Earlier this month I facilitated a meeting for a group of physicians who are members of a state medical society. The Governor of the state established a consortium for the prevention of prescription drug abuse in response to the national opioid crisis. The consortium in turn, reached out to the medical society to convene members for the purpose of establishing protocols, exchanging best practices, and aligning on a point-of-view to share with legislators that would ensure meaningful regulation.
My blood pressure goes up when I’m in a room with one doctor, so you can imagine how I felt about facilitating a meeting with 20 doctors. Nevertheless, I had agreed to help them tackle an important topic. We needed to make the most of a day-long meeting of professionals volunteering their valuable time. The expertise in the room wasn’t going to do anyone any good without a process that ensured shared understanding and produced actionable alignment.
Working with problem-solving groups is itself an exercise in problem solving.
Smart, highly skilled people who generally solve problems by themselves don’t automatically adapt to the challenges of collaboration. One of the challenges of collaborating during a problem solving exercise is slowing the group down enough to confirm that they agree on the problem before they start generating solutions. Doctors in particular, think fast and have been trained in a diagnostic methodology; they move from symptoms to causes and then prescribe or operate.
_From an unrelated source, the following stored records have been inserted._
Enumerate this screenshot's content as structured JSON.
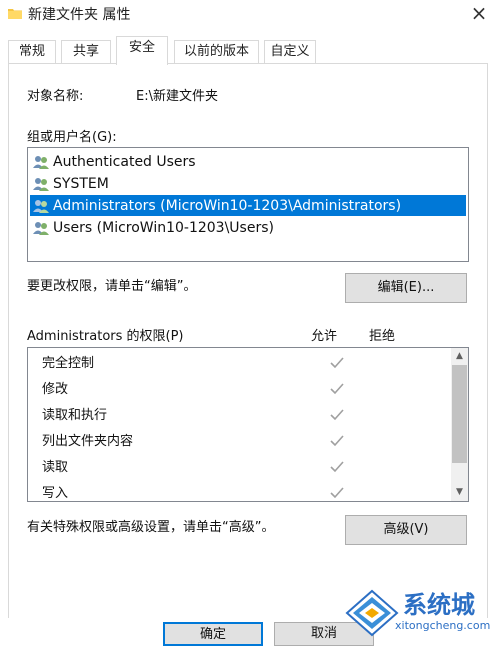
{
  "window": {
    "title": "新建文件夹 属性",
    "close_glyph": "×"
  },
  "tabs": [
    {
      "label": "常规"
    },
    {
      "label": "共享"
    },
    {
      "label": "安全",
      "active": true
    },
    {
      "label": "以前的版本"
    },
    {
      "label": "自定义"
    }
  ],
  "object": {
    "label": "对象名称:",
    "value": "E:\\新建文件夹"
  },
  "users": {
    "label": "组或用户名(G):",
    "items": [
      {
        "name": "Authenticated Users",
        "icon": "users-group-icon"
      },
      {
        "name": "SYSTEM",
        "icon": "users-group-icon"
      },
      {
        "name": "Administrators (MicroWin10-1203\\Administrators)",
        "icon": "users-group-icon",
        "selected": true
      },
      {
        "name": "Users (MicroWin10-1203\\Users)",
        "icon": "users-group-icon"
      }
    ]
  },
  "edit": {
    "hint": "要更改权限，请单击“编辑”。",
    "button": "编辑(E)..."
  },
  "permissions": {
    "label": "Administrators 的权限(P)",
    "col_allow": "允许",
    "col_deny": "拒绝",
    "rows": [
      {
        "name": "完全控制",
        "allow": true,
        "deny": false
      },
      {
        "name": "修改",
        "allow": true,
        "deny": false
      },
      {
        "name": "读取和执行",
        "allow": true,
        "deny": false
      },
      {
        "name": "列出文件夹内容",
        "allow": true,
        "deny": false
      },
      {
        "name": "读取",
        "allow": true,
        "deny": false
      },
      {
        "name": "写入",
        "allow": true,
        "deny": false
      }
    ]
  },
  "advanced": {
    "hint": "有关特殊权限或高级设置，请单击“高级”。",
    "button": "高级(V)"
  },
  "footer": {
    "ok": "确定",
    "cancel": "取消"
  },
  "watermark": {
    "text": "系统城",
    "url": "xitongcheng.com"
  },
  "colors": {
    "selection": "#0078d7",
    "check": "#a0a0a0",
    "watermark": "#2c6fc4"
  }
}
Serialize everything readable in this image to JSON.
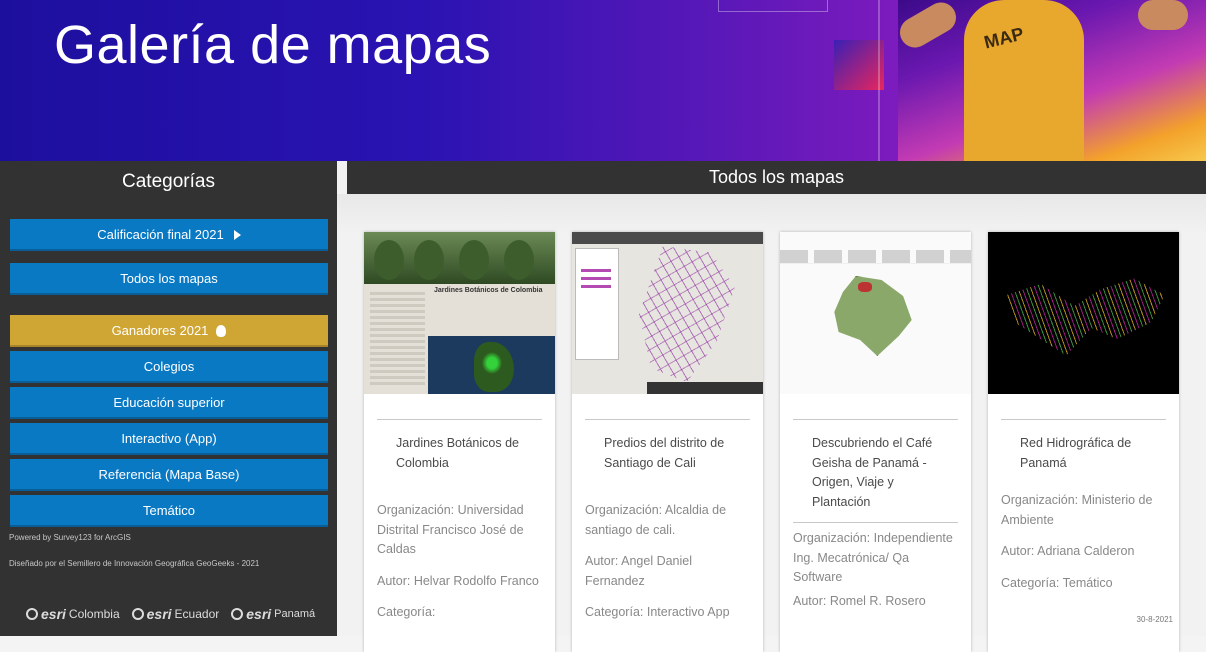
{
  "banner": {
    "title": "Galería de mapas",
    "shirt_text": "MAP"
  },
  "sidebar": {
    "heading": "Categorías",
    "buttons": [
      {
        "label": "Calificación final 2021",
        "icon": "play-triangle-icon"
      },
      {
        "label": "Todos los mapas"
      },
      {
        "label": "Ganadores 2021",
        "icon": "lightbulb-icon",
        "color": "#cfa534"
      },
      {
        "label": "Colegios"
      },
      {
        "label": "Educación superior"
      },
      {
        "label": "Interactivo (App)"
      },
      {
        "label": "Referencia (Mapa Base)"
      },
      {
        "label": "Temático"
      }
    ],
    "powered_by": "Powered by Survey123 for ArcGIS",
    "designed_by": "Diseñado por el Semillero de Innovación Geográfica GeoGeeks - 2021",
    "logos": [
      {
        "brand": "esri",
        "country": "Colombia"
      },
      {
        "brand": "esri",
        "country": "Ecuador"
      },
      {
        "brand": "esri",
        "country": "Panamá"
      }
    ]
  },
  "main": {
    "heading": "Todos los mapas",
    "cards": [
      {
        "title": "Jardines Botánicos de Colombia",
        "thumb_title": "Jardines Botánicos de Colombia",
        "organization": "Organización: Universidad Distrital Francisco José de Caldas",
        "author": "Autor: Helvar Rodolfo Franco",
        "category": "Categoría:"
      },
      {
        "title": "Predios del distrito de Santiago de Cali",
        "organization": "Organización: Alcaldia de santiago de cali.",
        "author": "Autor: Angel Daniel Fernandez",
        "category": "Categoría: Interactivo App"
      },
      {
        "title": "Descubriendo el Café Geisha de Panamá - Origen, Viaje y Plantación",
        "organization": "Organización: Independiente Ing. Mecatrónica/ Qa Software",
        "author": "Autor: Romel R. Rosero"
      },
      {
        "title": "Red Hidrográfica de Panamá",
        "organization": "Organización: Ministerio de Ambiente",
        "author": "Autor: Adriana Calderon",
        "category": "Categoría: Temático",
        "date": "30-8-2021"
      }
    ]
  },
  "colors": {
    "accent": "#0a79c4",
    "gold": "#cfa534",
    "sidebar_bg": "#323232"
  }
}
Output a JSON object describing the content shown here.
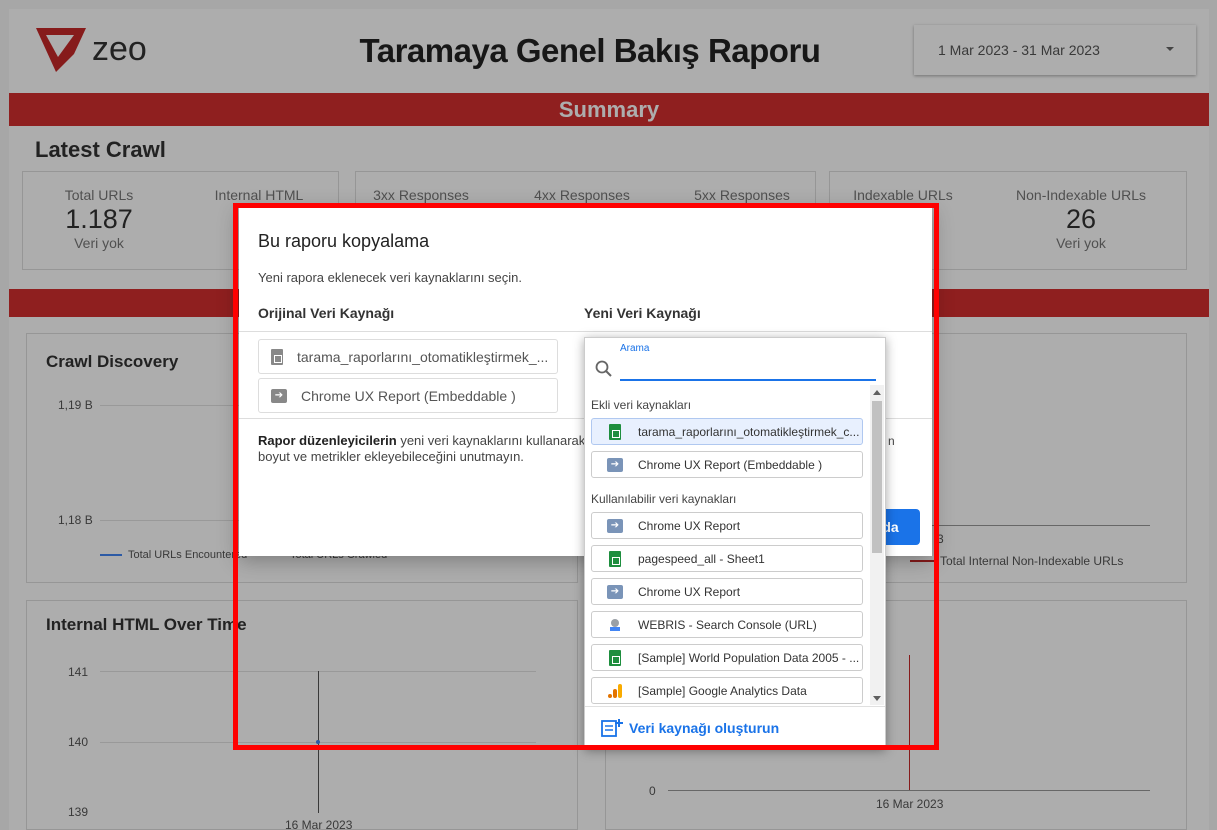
{
  "report": {
    "logo_text": "zeo",
    "title": "Taramaya Genel Bakış Raporu",
    "date_range": "1 Mar 2023 - 31 Mar 2023",
    "summary_band": "Summary",
    "section_title": "Latest Crawl",
    "metrics": [
      {
        "label": "Total URLs",
        "value": "1.187",
        "sub": "Veri yok"
      },
      {
        "label": "Internal HTML",
        "value": "",
        "sub": ""
      },
      {
        "label": "3xx Responses",
        "value": "",
        "sub": ""
      },
      {
        "label": "4xx Responses",
        "value": "",
        "sub": ""
      },
      {
        "label": "5xx Responses",
        "value": "",
        "sub": ""
      },
      {
        "label": "Indexable URLs",
        "value": "",
        "sub": ""
      },
      {
        "label": "Non-Indexable URLs",
        "value": "26",
        "sub": "Veri yok"
      }
    ],
    "crawl_discovery": {
      "title": "Crawl Discovery",
      "y_ticks": [
        "1,19 B",
        "1,18 B"
      ],
      "legend": [
        "Total URLs Encountered",
        "Total URLs Crawled"
      ]
    },
    "internal_html": {
      "title": "Internal HTML Over Time",
      "y_ticks": [
        "141",
        "140",
        "139"
      ],
      "x_tick": "16 Mar 2023"
    },
    "right_chart_top": {
      "x_tick": "3",
      "legend": "Total Internal Non-Indexable URLs"
    },
    "right_chart_bottom": {
      "y_tick": "0",
      "x_tick": "16 Mar 2023"
    }
  },
  "dialog": {
    "title": "Bu raporu kopyalama",
    "description": "Yeni rapora eklenecek veri kaynaklarını seçin.",
    "col_original": "Orijinal Veri Kaynağı",
    "col_new": "Yeni Veri Kaynağı",
    "original_sources": [
      {
        "name": "tarama_raporlarını_otomatikleştirmek_...",
        "icon": "sheet-icon"
      },
      {
        "name": "Chrome UX Report (Embeddable )",
        "icon": "connector-icon"
      }
    ],
    "note_bold": "Rapor düzenleyicilerin",
    "note_rest": " yeni veri kaynaklarını kullanarak g",
    "note_line2": "boyut ve metrikler ekleyebileceğini unutmayın.",
    "note_right_fragment": "n",
    "copy_button": "da"
  },
  "dropdown": {
    "search_label": "Arama",
    "search_value": "",
    "group_added": "Ekli veri kaynakları",
    "added_sources": [
      {
        "name": "tarama_raporlarını_otomatikleştirmek_c...",
        "icon": "sheets-icon",
        "selected": true
      },
      {
        "name": "Chrome UX Report (Embeddable )",
        "icon": "connector-icon",
        "selected": false
      }
    ],
    "group_available": "Kullanılabilir veri kaynakları",
    "available_sources": [
      {
        "name": "Chrome UX Report",
        "icon": "connector-icon"
      },
      {
        "name": "pagespeed_all - Sheet1",
        "icon": "sheets-icon"
      },
      {
        "name": "Chrome UX Report",
        "icon": "connector-icon"
      },
      {
        "name": "WEBRIS - Search Console (URL)",
        "icon": "search-console-icon"
      },
      {
        "name": "[Sample] World Population Data 2005 - ...",
        "icon": "sheets-icon"
      },
      {
        "name": "[Sample] Google Analytics Data",
        "icon": "analytics-icon"
      }
    ],
    "create_label": "Veri kaynağı oluşturun"
  }
}
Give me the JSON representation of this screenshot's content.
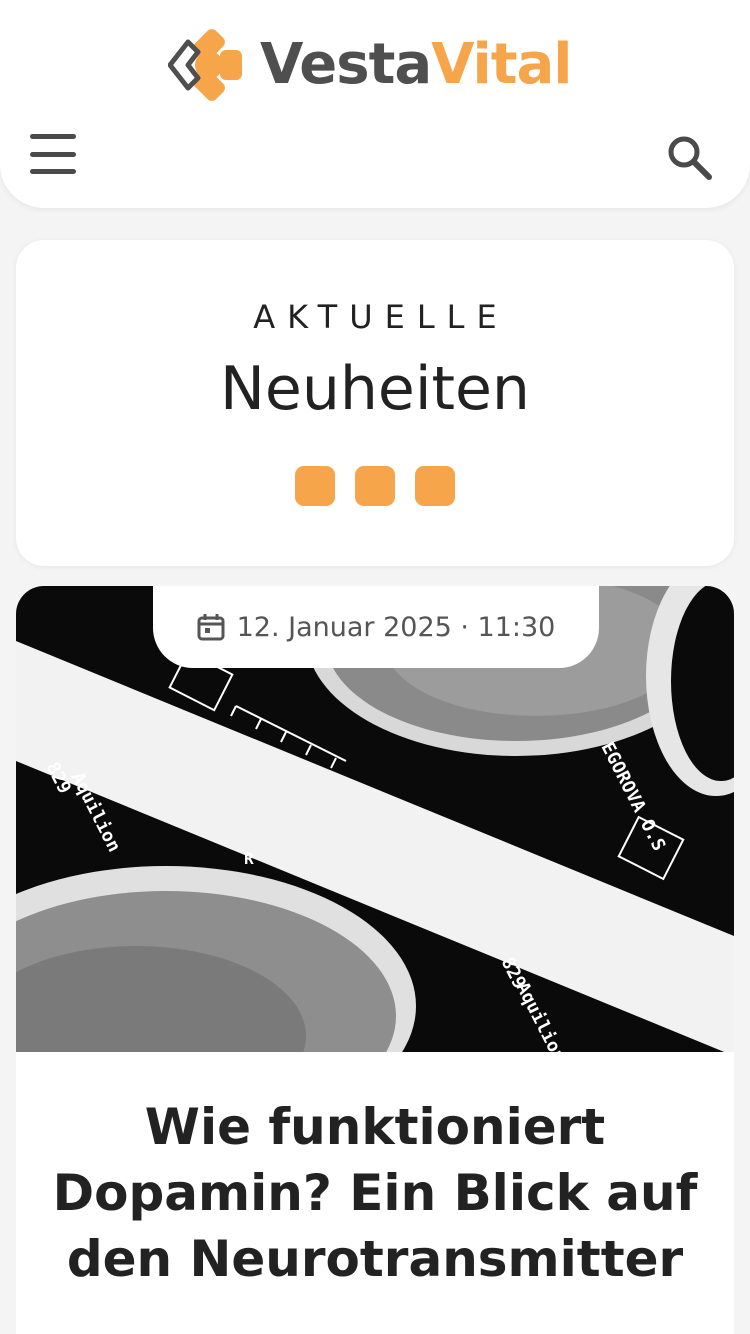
{
  "brand": {
    "part1": "Vesta",
    "part2": "Vital",
    "accent": "#f6a54a",
    "dark": "#4f4f4f"
  },
  "header": {
    "menu_icon": "hamburger-icon",
    "search_icon": "search-icon"
  },
  "news": {
    "kicker": "AKTUELLE",
    "title": "Neuheiten"
  },
  "article": {
    "date": "12. Januar 2025 · 11:30",
    "title": "Wie funktioniert Dopamin? Ein Blick auf den Neurotransmitter",
    "image_texts": {
      "label_a": "EGOROVA O.S",
      "label_b": "829",
      "label_c": "Aquilion",
      "label_d": "R"
    }
  }
}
A challenge like the opioid crisis doesn’t present itself in the way a patient might show up with symptoms. A public health emergency is not just a more complicated set of symptoms requiring a differential diagnosis. Complex social problems can’t be outsmarted. Chasing down causes might help us feel more in control, but the causes are not static conditions waiting to be discovered. Asking what’s causing the opioid crisis is like asking what causes religion (no Marxist pun intended).
Upon reflection, I’ve come to realize that a tension between competing research methodologies hid below the surface of our work together that day. The doctors had been trained as scientists. Science presumes that objective observation and analysis can lead to universal causal laws. I had suggested a collaborative process based on a social theory approach called, participatory action research. Participatory action research presumes a dynamic relationship between understanding something and changing it. By contrast, science presumes we need to understand something before we try to change it.
While we made respectable progress and agreed to a few clear action steps, I am only now coming to realize the mistake I made in designing a process for the meeting. Because of my anxiety about showing up as an authority, I inadvertently acted like a doctor. I treated the group as a patient. I diagnosed their group dynamics and prescribed process fixes. Alternatively, I could have recognized that together we represented our own complex social network. I might have been more open to the way our challenges and shared understanding emerged through our dialogue. Had I been more attentive to and less judgmental about the group’s natural tendencies, we may have made even more progress.
How easy it is to need to be the expert among experts and how we get in our own way.